Visibility is the biggest factor in making your book a financial success. After all, readers can't buy your book if they don't know it exists. As an author, you promote your work in any way you can in the hopes that the right people will see it. But what happens when the right people do see you? What will they find when they visit your website?
Adding a page to your site or blog for the press is easy. The question is, what should you put there. Here are a few items you want to make sure everyone can find.
1. Contact information
If nothing else, you need to have all your information. This includes your name, your email address, your phone number and social media links. I know putting up your phone number can sound like a bad idea, but it's not. I suggest getting a free Google Voice phone number that will automatically point to any number of your choosing. This way, you can protect your home phone or cell phone number.
In addition to your contact info, be sure to include contact information for your agent as well. You never know who is going to be looking.
Keep this simple. You can have a separate book section on your site that is more geared towards readers. This should be a brief overview that the press can use to see all your books in a snapshot. For each book include:
Title, Cover, short Blurb or Tag line, ISBN number, Amazon order link, Publisher info
3. Bio & Pictures
You want to have a nice, high-res photo of you, preferably in color and black and white, that is set up for one-click download. Same thing for all of your covers. The idea is that a member of the press can visit one page and download all the images they need for a story all about you. If it's not easy to get a picture, they won't include one, which is sad. Also, include a short bio. Short is the key word here. This needs to fit easily into an article or be short enough that a radio or TV host can read it on air without putting anyone to sleep. The media doesn't want your life story. But they do want a story, so make sure your bio is more than the town you grew up in and a list of your cats' names.
4. Horn section
This is where you should blow your own horn. Quite frankly, no one else is going to do it for you. If you have some high profile reviews, especially any from professional publications, list them here with a link. Additionally, if you've done any interviews, include links to the article or video. This part of your press section shows reporters that you are news worthy and they'd be missing out by not doing a story on you.
5. Press Kit
A press kit should be a downloadable PDF that
contains pretty much everything listed above. You'll want an intro page that has your picture,
bio, contact information (for both you and your agent), a list of all
your books (with publisher info & buy links), and relevant media links such as high profile reviews or
interviews. You should also include a separate page for each book,
though it's okay to combine a series onto one page. Consider your press
kit as a take away. A reporter should be able to download your press kit
and leave your site with all the information they need to either write a
story or reach out to you. The WordNerds just made a great video about press kits. You should go check it out.
Putting together a press page can seem daunting. The good news is you probably already have most of this information already spread out across your page or blog. A press page puts it all in one spot so the folks who can get you exposure can easily find what they need. Remember that they are writing a story, not an advertisement. If they can't find the story (or the info they need to write one), they'll skip it and move on to someone else. Don't let that happen to you.

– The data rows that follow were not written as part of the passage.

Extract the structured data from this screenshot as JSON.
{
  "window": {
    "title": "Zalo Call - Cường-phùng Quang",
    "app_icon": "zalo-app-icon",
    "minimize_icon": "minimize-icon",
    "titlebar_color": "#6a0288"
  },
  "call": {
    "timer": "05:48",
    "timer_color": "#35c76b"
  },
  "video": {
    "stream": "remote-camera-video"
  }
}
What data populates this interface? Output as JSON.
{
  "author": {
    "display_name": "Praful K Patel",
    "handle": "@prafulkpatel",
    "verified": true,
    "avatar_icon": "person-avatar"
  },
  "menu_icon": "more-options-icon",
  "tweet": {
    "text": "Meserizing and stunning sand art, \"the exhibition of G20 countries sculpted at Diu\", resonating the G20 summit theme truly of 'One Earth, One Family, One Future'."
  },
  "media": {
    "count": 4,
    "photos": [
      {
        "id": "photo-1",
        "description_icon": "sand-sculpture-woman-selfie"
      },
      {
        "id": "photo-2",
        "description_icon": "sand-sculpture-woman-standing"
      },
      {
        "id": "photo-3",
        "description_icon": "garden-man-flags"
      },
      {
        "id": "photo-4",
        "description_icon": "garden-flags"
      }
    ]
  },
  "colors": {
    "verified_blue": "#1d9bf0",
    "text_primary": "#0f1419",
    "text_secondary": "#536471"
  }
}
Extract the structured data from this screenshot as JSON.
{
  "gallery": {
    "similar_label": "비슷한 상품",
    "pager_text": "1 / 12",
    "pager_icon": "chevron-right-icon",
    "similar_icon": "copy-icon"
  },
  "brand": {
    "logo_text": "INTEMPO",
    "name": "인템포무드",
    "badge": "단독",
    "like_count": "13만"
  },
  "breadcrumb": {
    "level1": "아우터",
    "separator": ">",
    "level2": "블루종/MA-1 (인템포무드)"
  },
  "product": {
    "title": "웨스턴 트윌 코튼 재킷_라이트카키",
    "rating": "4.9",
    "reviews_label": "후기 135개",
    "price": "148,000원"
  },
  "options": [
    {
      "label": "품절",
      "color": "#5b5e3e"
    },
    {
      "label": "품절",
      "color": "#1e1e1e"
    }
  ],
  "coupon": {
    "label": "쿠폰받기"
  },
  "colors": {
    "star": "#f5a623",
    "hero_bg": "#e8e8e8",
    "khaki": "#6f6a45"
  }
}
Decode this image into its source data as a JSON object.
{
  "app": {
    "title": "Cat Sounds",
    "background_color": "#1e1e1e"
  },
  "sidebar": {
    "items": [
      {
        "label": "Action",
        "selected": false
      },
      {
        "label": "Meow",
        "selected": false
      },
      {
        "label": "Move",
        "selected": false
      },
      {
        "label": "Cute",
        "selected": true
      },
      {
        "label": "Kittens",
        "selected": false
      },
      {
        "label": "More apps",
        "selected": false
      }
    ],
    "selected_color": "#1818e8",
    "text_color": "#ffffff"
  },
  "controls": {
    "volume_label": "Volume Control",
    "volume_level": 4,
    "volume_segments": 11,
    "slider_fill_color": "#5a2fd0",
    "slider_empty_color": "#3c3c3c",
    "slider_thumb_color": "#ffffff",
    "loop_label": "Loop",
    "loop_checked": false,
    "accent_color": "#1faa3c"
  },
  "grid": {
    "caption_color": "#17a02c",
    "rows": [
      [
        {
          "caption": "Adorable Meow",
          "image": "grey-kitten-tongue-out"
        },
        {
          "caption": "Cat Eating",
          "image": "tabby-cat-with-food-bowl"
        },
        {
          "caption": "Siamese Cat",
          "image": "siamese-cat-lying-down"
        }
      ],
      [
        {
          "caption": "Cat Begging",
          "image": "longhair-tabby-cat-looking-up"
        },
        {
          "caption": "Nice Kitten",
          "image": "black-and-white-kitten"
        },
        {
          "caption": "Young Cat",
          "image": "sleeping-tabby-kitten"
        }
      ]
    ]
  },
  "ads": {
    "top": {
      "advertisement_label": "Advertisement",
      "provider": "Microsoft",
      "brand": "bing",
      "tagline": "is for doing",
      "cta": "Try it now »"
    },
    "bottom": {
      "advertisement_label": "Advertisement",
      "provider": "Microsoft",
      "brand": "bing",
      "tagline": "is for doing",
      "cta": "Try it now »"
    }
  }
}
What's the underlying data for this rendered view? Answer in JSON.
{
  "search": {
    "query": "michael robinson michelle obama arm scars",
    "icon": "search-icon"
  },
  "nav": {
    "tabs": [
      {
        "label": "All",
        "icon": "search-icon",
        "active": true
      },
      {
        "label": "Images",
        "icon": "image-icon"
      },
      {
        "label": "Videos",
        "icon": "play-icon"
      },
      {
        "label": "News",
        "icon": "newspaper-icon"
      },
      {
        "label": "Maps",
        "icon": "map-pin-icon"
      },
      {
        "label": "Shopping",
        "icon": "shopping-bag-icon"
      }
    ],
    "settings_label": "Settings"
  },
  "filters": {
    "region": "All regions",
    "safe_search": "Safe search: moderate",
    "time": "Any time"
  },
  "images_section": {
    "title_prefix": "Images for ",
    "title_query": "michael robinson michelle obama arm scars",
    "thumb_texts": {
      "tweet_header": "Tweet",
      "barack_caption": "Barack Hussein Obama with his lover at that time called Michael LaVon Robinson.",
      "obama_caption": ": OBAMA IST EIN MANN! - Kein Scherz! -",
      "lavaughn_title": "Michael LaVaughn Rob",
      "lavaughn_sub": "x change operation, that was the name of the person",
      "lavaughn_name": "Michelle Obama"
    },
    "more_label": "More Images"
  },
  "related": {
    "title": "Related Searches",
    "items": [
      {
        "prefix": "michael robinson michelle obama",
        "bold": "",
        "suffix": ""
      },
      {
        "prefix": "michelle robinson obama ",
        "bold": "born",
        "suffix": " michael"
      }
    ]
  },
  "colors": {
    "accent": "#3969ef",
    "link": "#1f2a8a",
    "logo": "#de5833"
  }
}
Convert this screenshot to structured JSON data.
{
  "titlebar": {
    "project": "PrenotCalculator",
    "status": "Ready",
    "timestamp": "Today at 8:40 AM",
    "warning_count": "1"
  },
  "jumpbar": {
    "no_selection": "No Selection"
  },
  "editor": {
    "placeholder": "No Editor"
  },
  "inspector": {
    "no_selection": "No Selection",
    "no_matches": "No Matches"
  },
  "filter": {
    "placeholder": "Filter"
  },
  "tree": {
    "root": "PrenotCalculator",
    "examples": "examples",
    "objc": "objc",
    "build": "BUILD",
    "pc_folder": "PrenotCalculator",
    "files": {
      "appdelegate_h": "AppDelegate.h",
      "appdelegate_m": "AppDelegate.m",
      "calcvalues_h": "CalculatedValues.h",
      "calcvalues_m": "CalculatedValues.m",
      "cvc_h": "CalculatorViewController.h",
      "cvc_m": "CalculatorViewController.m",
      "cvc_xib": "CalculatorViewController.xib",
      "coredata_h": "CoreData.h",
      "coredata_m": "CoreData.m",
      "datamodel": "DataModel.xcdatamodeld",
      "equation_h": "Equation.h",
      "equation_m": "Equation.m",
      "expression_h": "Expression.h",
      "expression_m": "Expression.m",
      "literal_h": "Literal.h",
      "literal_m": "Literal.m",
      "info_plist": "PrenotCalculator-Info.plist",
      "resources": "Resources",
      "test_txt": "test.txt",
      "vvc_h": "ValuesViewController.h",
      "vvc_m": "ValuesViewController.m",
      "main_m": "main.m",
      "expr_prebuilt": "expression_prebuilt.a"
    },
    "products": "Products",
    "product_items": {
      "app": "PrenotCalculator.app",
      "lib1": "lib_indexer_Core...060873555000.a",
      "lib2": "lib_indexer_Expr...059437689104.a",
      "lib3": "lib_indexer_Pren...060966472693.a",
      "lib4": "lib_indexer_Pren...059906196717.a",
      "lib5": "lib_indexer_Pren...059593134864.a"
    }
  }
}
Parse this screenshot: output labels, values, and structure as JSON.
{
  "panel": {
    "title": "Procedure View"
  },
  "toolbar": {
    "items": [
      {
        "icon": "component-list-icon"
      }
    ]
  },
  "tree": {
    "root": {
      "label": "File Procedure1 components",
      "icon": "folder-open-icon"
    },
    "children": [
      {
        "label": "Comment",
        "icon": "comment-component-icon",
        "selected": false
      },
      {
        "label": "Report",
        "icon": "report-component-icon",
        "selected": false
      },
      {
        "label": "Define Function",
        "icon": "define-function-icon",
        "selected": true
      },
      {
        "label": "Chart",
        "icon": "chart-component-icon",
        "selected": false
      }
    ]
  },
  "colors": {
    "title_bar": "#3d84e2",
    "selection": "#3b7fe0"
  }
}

Do you have a press page? If so, share the link in the comments so we can all learn from each other.